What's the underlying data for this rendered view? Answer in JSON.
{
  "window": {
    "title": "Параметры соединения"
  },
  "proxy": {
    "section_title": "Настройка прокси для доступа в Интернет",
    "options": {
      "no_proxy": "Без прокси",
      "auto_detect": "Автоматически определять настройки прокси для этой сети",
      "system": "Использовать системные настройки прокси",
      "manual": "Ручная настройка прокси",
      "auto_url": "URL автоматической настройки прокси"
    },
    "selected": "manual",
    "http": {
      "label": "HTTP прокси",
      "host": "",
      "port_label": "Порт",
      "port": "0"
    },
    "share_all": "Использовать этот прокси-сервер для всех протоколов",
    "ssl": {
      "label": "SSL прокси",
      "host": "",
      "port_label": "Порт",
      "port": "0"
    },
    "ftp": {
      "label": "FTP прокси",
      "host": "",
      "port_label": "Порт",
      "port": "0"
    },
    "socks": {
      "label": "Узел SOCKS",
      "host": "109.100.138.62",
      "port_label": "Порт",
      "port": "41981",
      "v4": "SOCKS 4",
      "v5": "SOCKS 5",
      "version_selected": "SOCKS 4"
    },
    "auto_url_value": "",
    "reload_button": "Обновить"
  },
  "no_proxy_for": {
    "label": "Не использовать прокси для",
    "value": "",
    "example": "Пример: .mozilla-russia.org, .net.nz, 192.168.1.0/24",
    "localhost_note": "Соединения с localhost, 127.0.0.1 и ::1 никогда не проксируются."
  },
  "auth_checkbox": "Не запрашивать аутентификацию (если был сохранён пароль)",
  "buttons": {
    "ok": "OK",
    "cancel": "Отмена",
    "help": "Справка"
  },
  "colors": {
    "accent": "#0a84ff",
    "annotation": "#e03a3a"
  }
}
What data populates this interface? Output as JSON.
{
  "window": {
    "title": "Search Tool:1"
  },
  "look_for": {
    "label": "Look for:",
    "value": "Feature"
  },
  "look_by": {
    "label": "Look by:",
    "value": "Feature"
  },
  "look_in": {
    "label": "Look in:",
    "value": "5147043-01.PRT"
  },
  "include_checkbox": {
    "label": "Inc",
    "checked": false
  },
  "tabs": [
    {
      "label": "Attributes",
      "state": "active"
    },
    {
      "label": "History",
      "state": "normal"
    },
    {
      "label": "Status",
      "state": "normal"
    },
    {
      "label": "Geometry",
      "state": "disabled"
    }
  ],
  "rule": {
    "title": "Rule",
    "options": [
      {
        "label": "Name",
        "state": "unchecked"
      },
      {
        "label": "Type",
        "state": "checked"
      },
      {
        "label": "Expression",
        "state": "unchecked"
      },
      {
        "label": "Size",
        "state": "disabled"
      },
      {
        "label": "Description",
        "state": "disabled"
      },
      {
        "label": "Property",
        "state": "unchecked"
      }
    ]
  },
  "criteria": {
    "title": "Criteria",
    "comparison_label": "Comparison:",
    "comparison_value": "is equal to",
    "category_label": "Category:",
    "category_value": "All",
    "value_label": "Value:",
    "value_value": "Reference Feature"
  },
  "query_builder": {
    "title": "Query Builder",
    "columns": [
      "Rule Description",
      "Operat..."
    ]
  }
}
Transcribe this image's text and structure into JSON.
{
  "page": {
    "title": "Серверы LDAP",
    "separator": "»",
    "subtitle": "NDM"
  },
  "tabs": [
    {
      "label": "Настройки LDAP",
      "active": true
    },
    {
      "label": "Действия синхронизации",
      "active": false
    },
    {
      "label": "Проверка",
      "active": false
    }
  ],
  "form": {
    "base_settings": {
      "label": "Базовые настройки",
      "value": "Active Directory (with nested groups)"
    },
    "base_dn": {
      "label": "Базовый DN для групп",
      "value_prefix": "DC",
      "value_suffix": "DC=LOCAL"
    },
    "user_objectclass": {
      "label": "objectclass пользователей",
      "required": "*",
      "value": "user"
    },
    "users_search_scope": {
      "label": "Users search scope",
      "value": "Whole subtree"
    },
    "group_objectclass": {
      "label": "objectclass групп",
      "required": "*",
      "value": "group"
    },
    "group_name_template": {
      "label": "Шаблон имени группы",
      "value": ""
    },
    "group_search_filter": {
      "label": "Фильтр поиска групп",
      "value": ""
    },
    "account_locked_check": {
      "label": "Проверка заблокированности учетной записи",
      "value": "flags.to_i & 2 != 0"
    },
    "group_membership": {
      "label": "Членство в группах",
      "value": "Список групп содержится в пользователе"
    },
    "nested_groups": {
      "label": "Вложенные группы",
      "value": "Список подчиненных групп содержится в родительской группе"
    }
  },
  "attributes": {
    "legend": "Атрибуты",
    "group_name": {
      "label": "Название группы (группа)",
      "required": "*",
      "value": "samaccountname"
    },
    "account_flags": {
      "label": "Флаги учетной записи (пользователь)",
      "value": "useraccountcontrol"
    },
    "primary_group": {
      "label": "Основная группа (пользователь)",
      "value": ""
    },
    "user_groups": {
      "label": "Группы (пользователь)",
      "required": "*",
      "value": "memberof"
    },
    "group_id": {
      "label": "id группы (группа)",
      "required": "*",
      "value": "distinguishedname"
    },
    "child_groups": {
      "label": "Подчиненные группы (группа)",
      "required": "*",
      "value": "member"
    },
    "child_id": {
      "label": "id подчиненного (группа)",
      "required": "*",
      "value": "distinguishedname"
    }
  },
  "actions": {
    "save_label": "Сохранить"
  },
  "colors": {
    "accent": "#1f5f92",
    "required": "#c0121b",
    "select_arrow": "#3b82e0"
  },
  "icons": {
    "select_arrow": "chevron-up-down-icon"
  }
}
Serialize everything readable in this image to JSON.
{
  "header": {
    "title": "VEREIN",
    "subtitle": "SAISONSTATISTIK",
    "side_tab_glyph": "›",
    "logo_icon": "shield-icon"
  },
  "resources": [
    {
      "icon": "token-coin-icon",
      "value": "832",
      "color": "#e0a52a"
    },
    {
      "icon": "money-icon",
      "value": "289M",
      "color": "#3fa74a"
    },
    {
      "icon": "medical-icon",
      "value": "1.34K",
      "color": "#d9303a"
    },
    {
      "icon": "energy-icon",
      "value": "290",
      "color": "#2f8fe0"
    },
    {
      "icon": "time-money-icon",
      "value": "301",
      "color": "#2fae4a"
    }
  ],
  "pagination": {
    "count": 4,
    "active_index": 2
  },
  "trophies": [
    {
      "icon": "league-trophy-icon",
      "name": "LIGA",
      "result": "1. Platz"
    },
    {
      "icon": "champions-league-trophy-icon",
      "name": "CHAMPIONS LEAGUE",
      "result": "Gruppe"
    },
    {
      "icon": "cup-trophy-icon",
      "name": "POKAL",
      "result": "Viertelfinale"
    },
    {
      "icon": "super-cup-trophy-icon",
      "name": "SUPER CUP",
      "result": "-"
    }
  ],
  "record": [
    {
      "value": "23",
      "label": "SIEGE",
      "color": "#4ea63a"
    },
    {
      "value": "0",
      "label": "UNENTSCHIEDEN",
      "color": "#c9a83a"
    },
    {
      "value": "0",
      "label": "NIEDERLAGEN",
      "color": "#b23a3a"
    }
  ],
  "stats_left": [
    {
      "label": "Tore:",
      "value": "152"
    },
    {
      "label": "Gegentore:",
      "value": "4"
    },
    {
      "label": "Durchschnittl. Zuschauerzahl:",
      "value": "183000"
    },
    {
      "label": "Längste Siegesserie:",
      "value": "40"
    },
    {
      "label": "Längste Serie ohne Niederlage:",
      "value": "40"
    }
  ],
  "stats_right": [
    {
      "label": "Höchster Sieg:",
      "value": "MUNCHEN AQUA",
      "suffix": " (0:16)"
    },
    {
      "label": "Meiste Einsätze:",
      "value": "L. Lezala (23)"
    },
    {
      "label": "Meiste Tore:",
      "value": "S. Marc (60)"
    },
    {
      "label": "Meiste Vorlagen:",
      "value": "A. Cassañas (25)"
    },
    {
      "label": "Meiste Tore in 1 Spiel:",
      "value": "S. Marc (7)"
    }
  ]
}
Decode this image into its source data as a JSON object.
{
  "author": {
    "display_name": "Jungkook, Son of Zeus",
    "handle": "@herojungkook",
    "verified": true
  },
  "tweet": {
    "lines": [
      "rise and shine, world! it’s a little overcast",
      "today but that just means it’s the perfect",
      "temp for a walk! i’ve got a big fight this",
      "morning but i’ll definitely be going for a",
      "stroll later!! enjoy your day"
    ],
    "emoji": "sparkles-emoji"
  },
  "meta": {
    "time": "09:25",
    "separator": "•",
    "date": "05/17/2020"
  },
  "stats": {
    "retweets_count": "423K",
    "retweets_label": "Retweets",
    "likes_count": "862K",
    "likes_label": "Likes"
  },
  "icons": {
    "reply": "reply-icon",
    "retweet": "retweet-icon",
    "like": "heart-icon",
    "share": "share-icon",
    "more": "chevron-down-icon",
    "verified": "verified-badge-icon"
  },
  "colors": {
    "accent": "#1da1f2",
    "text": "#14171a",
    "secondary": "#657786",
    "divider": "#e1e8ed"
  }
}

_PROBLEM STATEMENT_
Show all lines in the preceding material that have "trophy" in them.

_WRITTEN ANSWER_
      "icon": "league-trophy-icon",
      "icon": "champions-league-trophy-icon",
      "icon": "cup-trophy-icon",
      "icon": "super-cup-trophy-icon",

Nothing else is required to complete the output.